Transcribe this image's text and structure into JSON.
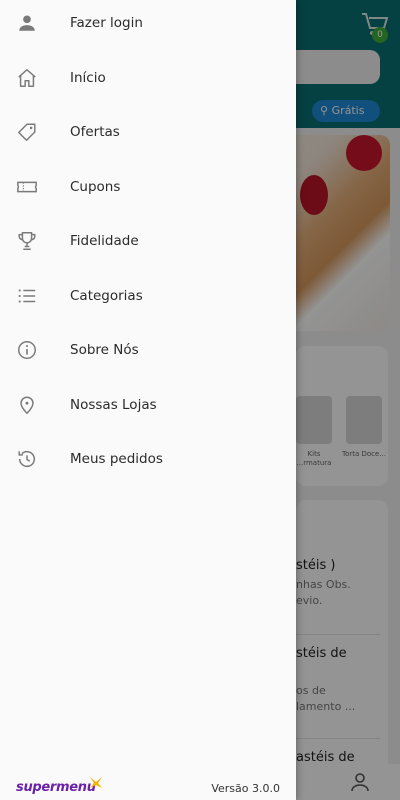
{
  "drawer": {
    "items": [
      {
        "label": "Fazer login",
        "icon": "user-icon"
      },
      {
        "label": "Início",
        "icon": "home-icon"
      },
      {
        "label": "Ofertas",
        "icon": "tag-icon"
      },
      {
        "label": "Cupons",
        "icon": "ticket-icon"
      },
      {
        "label": "Fidelidade",
        "icon": "trophy-icon"
      },
      {
        "label": "Categorias",
        "icon": "list-icon"
      },
      {
        "label": "Sobre Nós",
        "icon": "info-icon"
      },
      {
        "label": "Nossas Lojas",
        "icon": "location-pin-icon"
      },
      {
        "label": "Meus pedidos",
        "icon": "history-icon"
      }
    ],
    "footer": {
      "brand": "supermenu",
      "version": "Versão 3.0.0"
    }
  },
  "background": {
    "cart_count": "0",
    "delivery_badge": "Grátis",
    "category_thumbs": [
      "Kits ...rmatura",
      "Torta Doce..."
    ],
    "products": [
      {
        "title": "stéis )",
        "desc1": "nhas Obs.",
        "desc2": "evio."
      },
      {
        "title": "stéis de",
        "desc1": "os de",
        "desc2": "lamento ..."
      },
      {
        "title": "astéis de",
        "desc1": "",
        "desc2": ""
      }
    ]
  },
  "colors": {
    "header": "#0a6e73",
    "brand": "#6b21a8",
    "badge_green": "#3fae3a",
    "pill_blue": "#1e88d6"
  }
}
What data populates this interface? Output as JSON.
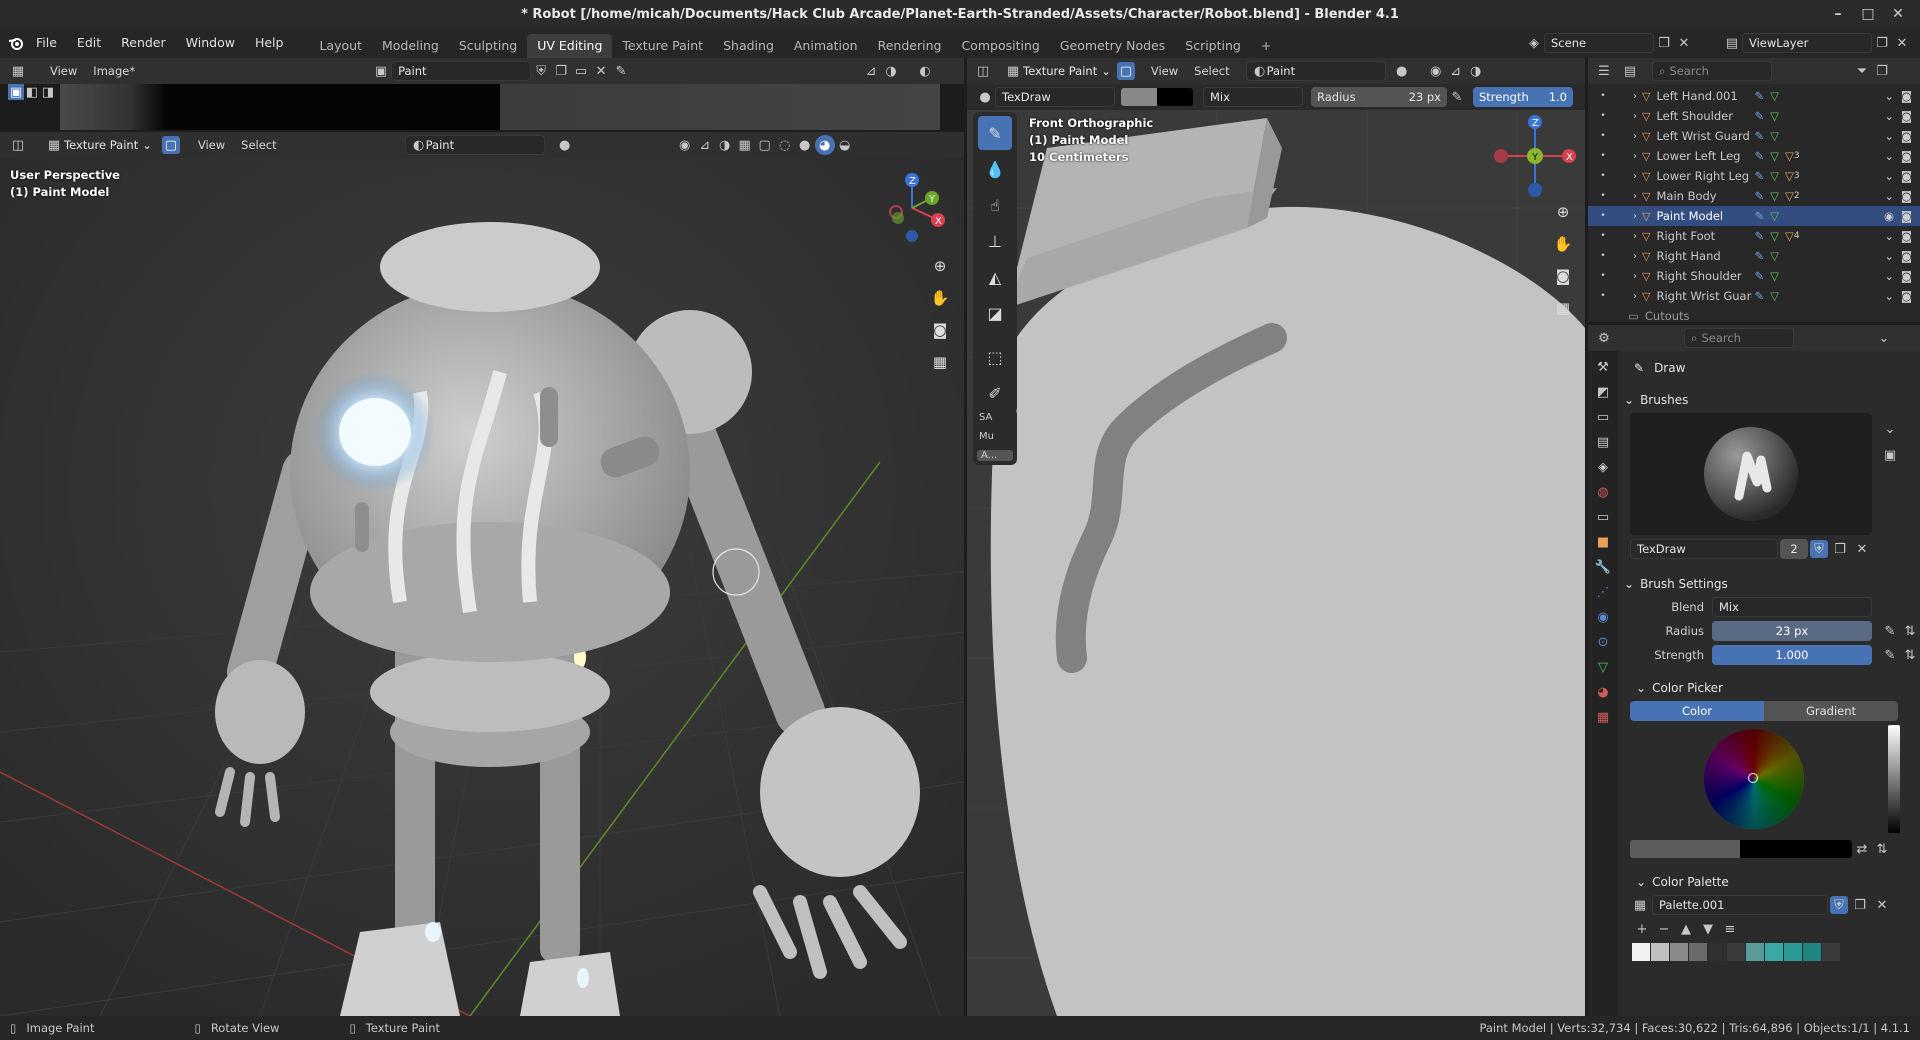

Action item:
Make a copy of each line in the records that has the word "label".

Exercise response:
        "label": "Fazer login",
        "label": "Início",
        "label": "Ofertas",
        "label": "Cupons",
        "label": "Fidelidade",
        "label": "Categorias",
        "label": "Sobre Nós",
        "label": "Nossas Lojas",
        "label": "Meus pedidos",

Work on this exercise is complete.